  3. Next, we want to change the method used to erase the free space because some of the methods are overkill. Open the erasing preferences box by going into "Menu: Edit / Preferences / Erasing..."
  4. Select the "Unused Disk Space" tab and make sure "Pseudo random Data" is selected. Then press the "Edit" button.
  5. Change the number of passes from 1 to 3. Even 1 pass is plenty to wipe away data, but 3 will certainly make sure of it. Then press "OK" and then "OK" again to get back to the main screen.
  6. Now we will make a new task for Eraser to tell it to erase all of the free space on the disk. Go to "Menu: File / New Task..."
  7. In the task properties, select the drives you want to clean. You can also tell Eraser to shut down or reboot the computer when it's done.
  8. Press "OK" and you will see the new task listed in the main window
  9. To run the task, right-click on it, and select "Run..." from the menu
  10. You will be presented with a warning, so make sure this is really what you want to do!
  11. Eraser will start running, and it will show a progress bar:
  12. Wait until it's done. It will probably take hours to run, so you'll want to go do something else.

F-A-Q

  • Why not use the Gutmann Method? The Gutmann method was devised in 1996 to deal with this issue for hard disks of that time period. It uses 35 different patterns to account for the variety of ways data was stored on those disks. Hard disks of today do not use the same methods to store data, and so most of those methods are no longer needed and would only result in wasting time, and not additional security. Peter Gutmann himself acknowledges this in the epilogue to his original paper on the subject. To quote, "For any modern PRML/EPRML drive, a few passes of random scrubbing is the best you can do."
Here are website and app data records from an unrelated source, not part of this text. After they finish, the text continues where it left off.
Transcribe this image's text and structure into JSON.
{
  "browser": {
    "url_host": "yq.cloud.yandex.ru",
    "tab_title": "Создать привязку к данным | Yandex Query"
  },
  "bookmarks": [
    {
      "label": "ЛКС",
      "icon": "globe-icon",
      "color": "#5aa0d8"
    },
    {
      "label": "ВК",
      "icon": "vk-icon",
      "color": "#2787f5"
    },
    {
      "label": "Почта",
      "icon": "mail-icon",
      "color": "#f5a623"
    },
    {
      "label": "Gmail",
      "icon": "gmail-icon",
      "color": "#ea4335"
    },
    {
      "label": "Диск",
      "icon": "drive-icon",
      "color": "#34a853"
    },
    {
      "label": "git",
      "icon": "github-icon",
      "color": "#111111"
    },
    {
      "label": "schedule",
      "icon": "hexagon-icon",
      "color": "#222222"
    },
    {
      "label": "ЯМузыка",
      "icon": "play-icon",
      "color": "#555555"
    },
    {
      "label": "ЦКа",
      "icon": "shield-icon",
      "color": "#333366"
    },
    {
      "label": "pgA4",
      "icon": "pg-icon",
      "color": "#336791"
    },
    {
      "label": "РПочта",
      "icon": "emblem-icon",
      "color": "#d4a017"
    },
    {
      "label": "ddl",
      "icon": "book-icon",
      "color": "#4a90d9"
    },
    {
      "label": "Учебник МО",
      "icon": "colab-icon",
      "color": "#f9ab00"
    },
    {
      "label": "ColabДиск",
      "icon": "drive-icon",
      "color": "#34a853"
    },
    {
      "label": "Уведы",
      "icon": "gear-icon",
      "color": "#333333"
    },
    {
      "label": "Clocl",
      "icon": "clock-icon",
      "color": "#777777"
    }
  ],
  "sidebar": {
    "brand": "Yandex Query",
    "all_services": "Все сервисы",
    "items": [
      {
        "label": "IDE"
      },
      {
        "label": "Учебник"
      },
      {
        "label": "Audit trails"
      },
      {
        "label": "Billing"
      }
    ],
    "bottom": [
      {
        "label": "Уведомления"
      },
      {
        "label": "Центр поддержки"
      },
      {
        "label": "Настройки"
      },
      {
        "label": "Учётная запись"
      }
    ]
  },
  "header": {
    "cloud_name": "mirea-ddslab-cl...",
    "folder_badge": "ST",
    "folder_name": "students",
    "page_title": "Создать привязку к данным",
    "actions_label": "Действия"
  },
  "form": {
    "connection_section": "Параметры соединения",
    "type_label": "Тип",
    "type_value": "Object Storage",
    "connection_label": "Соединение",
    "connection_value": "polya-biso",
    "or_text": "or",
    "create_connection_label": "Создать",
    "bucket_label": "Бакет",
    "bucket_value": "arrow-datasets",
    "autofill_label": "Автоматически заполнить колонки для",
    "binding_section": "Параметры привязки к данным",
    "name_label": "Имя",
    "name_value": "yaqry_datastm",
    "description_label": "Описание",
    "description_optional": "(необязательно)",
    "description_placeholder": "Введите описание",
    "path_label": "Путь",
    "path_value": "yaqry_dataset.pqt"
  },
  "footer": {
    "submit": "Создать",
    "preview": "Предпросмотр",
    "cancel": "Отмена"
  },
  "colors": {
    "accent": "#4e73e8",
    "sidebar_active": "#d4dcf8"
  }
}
UPDATE:
Recent versions of Windows have a built-in command that can also wipe free space, "cipher".

To wipe free space using "cipher":
cipher /W:X:
where "X" is the driver letter you want to wipe.

I've found what works best is a ball-peen hammer. It's very easy to turn those platters into dust. It's the only sure way to make information on a drive irretrievable.

I had used Eraser before but did not know about 'sdelete'. Very nice to have in my folder of CLI utilities.

For whole drives that are to be permanently retired I use an old Radio Shack VCR tape eraser. It's an AC powered electromagnet that is powerful enough to pick a lightweight drive up off the table. A few seconds of BRRRRAAAPP! and that drive is toast! Very handy. Hammer not required.

Regards,
-felipe

wow - well done post, you answered everything that was on my mind in regards to freeing up some disk space. I appreciate the time and effort you put into getting this together.

Many Thanks!

That's absolutely true. With the time and the technology all of data taking drive method has been changed. We can get more than more powerful hard drive on yet. Your tips and trick are really appreciated, also its help me get the solution of my queries. I had used this method two times on my PC with operating system XP. I had got my solutions even I have one more query on my mind yet, I hadn't tried it on windows 7 OS. Did it work on windows 7? I have found windows 7 OS it really advance to use, I would like to use on it as well. I hope you will help by giving some useful conclusions.